ARCHBISHOP Desmond Tutu urged churches to be “the hands, feet, eyes, and ears of Jesus in the fight against local and global poverty”, and praised churches for the work they were already doing in this area. “Thank you for being a local church that wants to engage with other local churches; for wanting to make the invisible God visible.”
The Archbishop was speaking at “Who is My Neighbour?”, a conference aimed at persuading British churches to become more involved in the campaign to reduce local and global poverty.
More than 800 people attended the event, which was organised by Tearfund at Jesus House church in north London. Speakers included the Revd Nicky Gumbel, Vicar of Holy Trinity, Brompton, in London, and Lynne Hybels, the co-founder of one of the largest churches in the United States, Willow Creek Community Church, Chicago.
The conference coincided with the launch of Tearfund’s Alive appeal, which seeks to increase access to treatment and support for those with HIV. Mrs Hybels explained how she had been awakened to the issue of HIV/AIDS while on a trip to Uganda, and had decided to raise awareness of the pandemic.
Tearfund’s association with Archbishop Tutu, however, has caused disquiet among some Christian groups because of his liberal stance on sexuality.
In an interview with the BBC after the conference, the Archbishop said he felt ashamed of his fellow Anglicans, who were “obsessed” with the issue of homosexuality while 30,000 people die each day because of poverty.
The Revd Rod Thomas, chairman of the conservative group Reform, said that he would be writing to Matthew Frost, Tearfund’s chief executive, to seek clarification of their position. Mr Thomas said it would be “hugely worrying” for Tearfund to associate itself with Archbishop Tutu, “whose views on sexuality are not shared by many of its supporters”.
But Peter Grant, the international director of Tearfund, said that they had much to learn from the Archbishop, because of his experience of poverty and injustice.

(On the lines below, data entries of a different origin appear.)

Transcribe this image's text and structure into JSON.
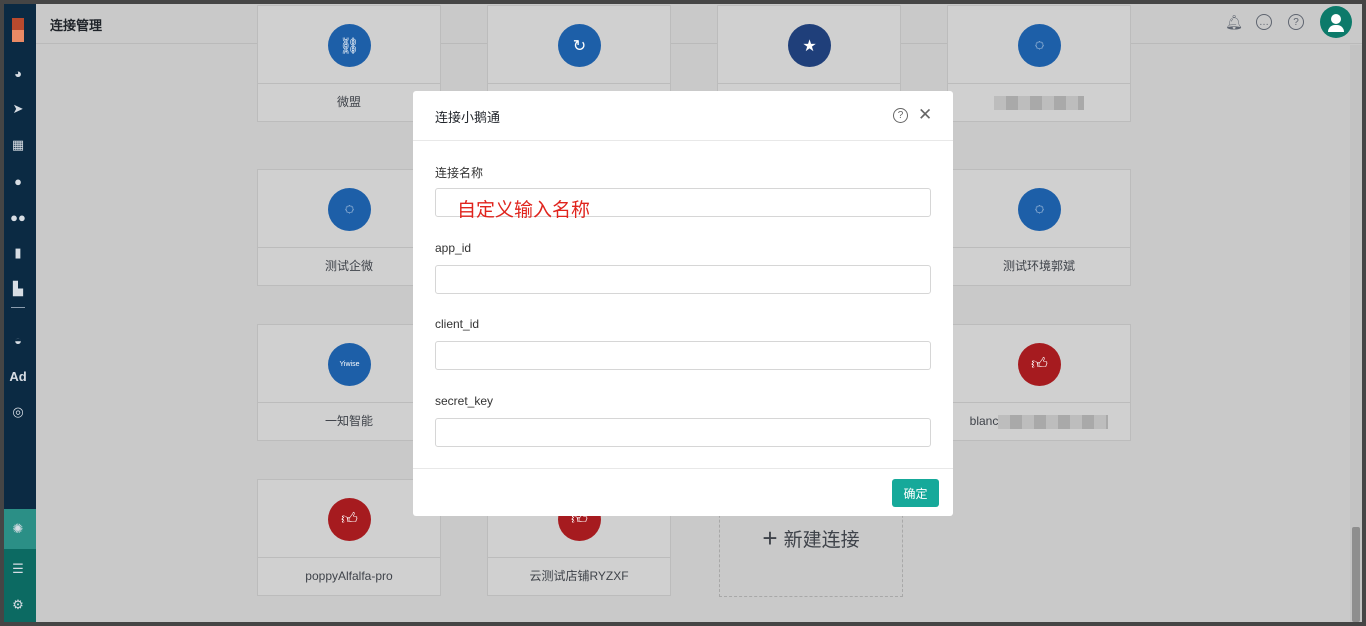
{
  "header": {
    "title": "连接管理"
  },
  "sidebar": {
    "icons": [
      "dashboard-icon",
      "send-icon",
      "layout-icon",
      "user-icon",
      "users-icon",
      "bookmark-icon",
      "bar-chart-icon",
      "wechat-icon",
      "ad-icon",
      "target-icon"
    ],
    "ad_label": "Ad",
    "bottom_icons": [
      "hub-icon",
      "server-icon",
      "gear-icon"
    ]
  },
  "cards": [
    {
      "label": "微盟",
      "icon": "link-icon",
      "color": "#1d5fa8"
    },
    {
      "label": "",
      "icon": "refresh-icon",
      "color": "#1d5fa8"
    },
    {
      "label": "",
      "icon": "star-icon",
      "color": "#1f3f7a"
    },
    {
      "label": "",
      "icon": "chat-icon",
      "color": "#1d5fa8"
    },
    {
      "label": "测试企微",
      "icon": "chat-icon",
      "color": "#1d5fa8"
    },
    {
      "label": "测试环境郭斌",
      "icon": "chat-icon",
      "color": "#1d5fa8"
    },
    {
      "label": "一知智能",
      "icon": "yiwise-icon",
      "color": "#1d5fa8"
    },
    {
      "label": "blanc",
      "icon": "thumbs-up-icon",
      "color": "#a61b1f"
    },
    {
      "label": "poppyAlfalfa-pro",
      "icon": "thumbs-up-icon",
      "color": "#a61b1f"
    },
    {
      "label": "云测试店铺RYZXF",
      "icon": "thumbs-up-icon",
      "color": "#a61b1f"
    }
  ],
  "new_connection": {
    "label": "新建连接"
  },
  "modal": {
    "title": "连接小鹅通",
    "fields": [
      {
        "label": "连接名称",
        "value": ""
      },
      {
        "label": "app_id",
        "value": ""
      },
      {
        "label": "client_id",
        "value": ""
      },
      {
        "label": "secret_key",
        "value": ""
      }
    ],
    "annotation": "自定义输入名称",
    "confirm_label": "确定"
  },
  "colors": {
    "accent": "#16a99a",
    "sidebar": "#0b2a43",
    "annotation": "#e0241d"
  }
}
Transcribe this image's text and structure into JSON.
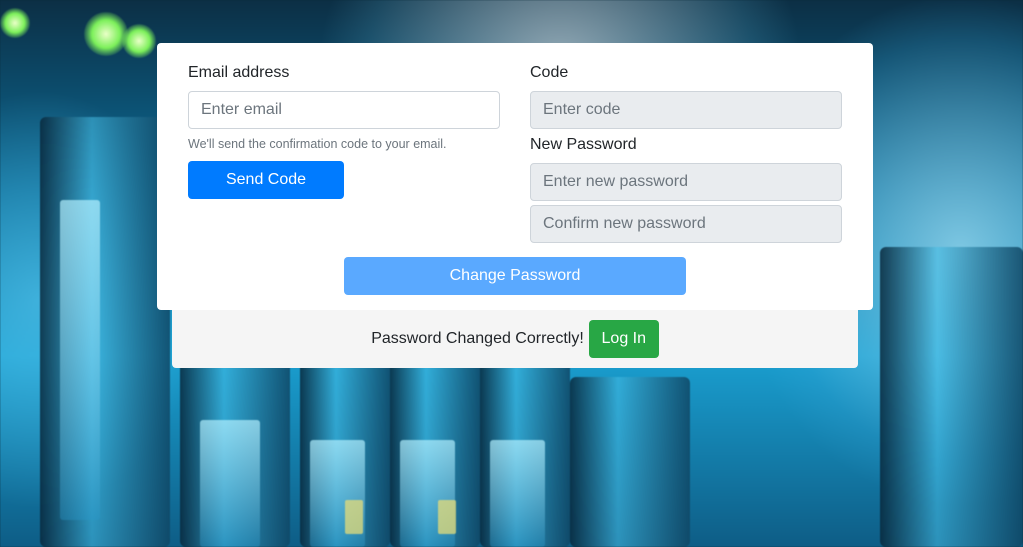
{
  "form": {
    "email_label": "Email address",
    "email_placeholder": "Enter email",
    "email_help": "We'll send the confirmation code to your email.",
    "send_code_label": "Send Code",
    "code_label": "Code",
    "code_placeholder": "Enter code",
    "new_password_label": "New Password",
    "new_password_placeholder": "Enter new password",
    "confirm_password_placeholder": "Confirm new password",
    "change_password_label": "Change Password"
  },
  "footer": {
    "message": "Password Changed Correctly!",
    "login_label": "Log In"
  },
  "colors": {
    "primary": "#007bff",
    "primary_disabled": "#5aa9ff",
    "success": "#28a745",
    "disabled_input": "#e9ecef"
  }
}
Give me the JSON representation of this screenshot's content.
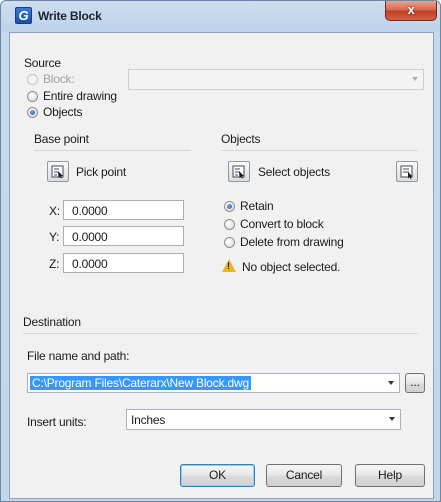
{
  "window": {
    "title": "Write Block",
    "close_label": "x"
  },
  "source": {
    "heading": "Source",
    "options": [
      {
        "label": "Block:",
        "checked": false,
        "enabled": false
      },
      {
        "label": "Entire drawing",
        "checked": false,
        "enabled": true
      },
      {
        "label": "Objects",
        "checked": true,
        "enabled": true
      }
    ],
    "block_combo_value": ""
  },
  "base_point": {
    "heading": "Base point",
    "pick_label": "Pick point",
    "x_label": "X:",
    "y_label": "Y:",
    "z_label": "Z:",
    "x_value": "0.0000",
    "y_value": "0.0000",
    "z_value": "0.0000"
  },
  "objects": {
    "heading": "Objects",
    "select_label": "Select objects",
    "options": [
      {
        "label": "Retain",
        "checked": true
      },
      {
        "label": "Convert to block",
        "checked": false
      },
      {
        "label": "Delete from drawing",
        "checked": false
      }
    ],
    "warning": "No object selected."
  },
  "destination": {
    "heading": "Destination",
    "path_label": "File name and path:",
    "path_value": "C:\\Program Files\\Caterarx\\New Block.dwg",
    "browse_label": "...",
    "units_label": "Insert units:",
    "units_value": "Inches"
  },
  "buttons": {
    "ok": "OK",
    "cancel": "Cancel",
    "help": "Help"
  },
  "colors": {
    "selection": "#3399ff",
    "warning": "#e8b71c",
    "title_bar": "#bdd2ea",
    "close_button": "#c23d21"
  }
}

“Tearfund works with a lot of global leaders around the world and doesn’t always share their views, but is united with them in the campaign to end global injustice and poverty,” Mr Grant said. “We recognise sexuality is a complex and divisive issue for the Church, but we don’t want this debate to be a distraction from the needs of the poor.”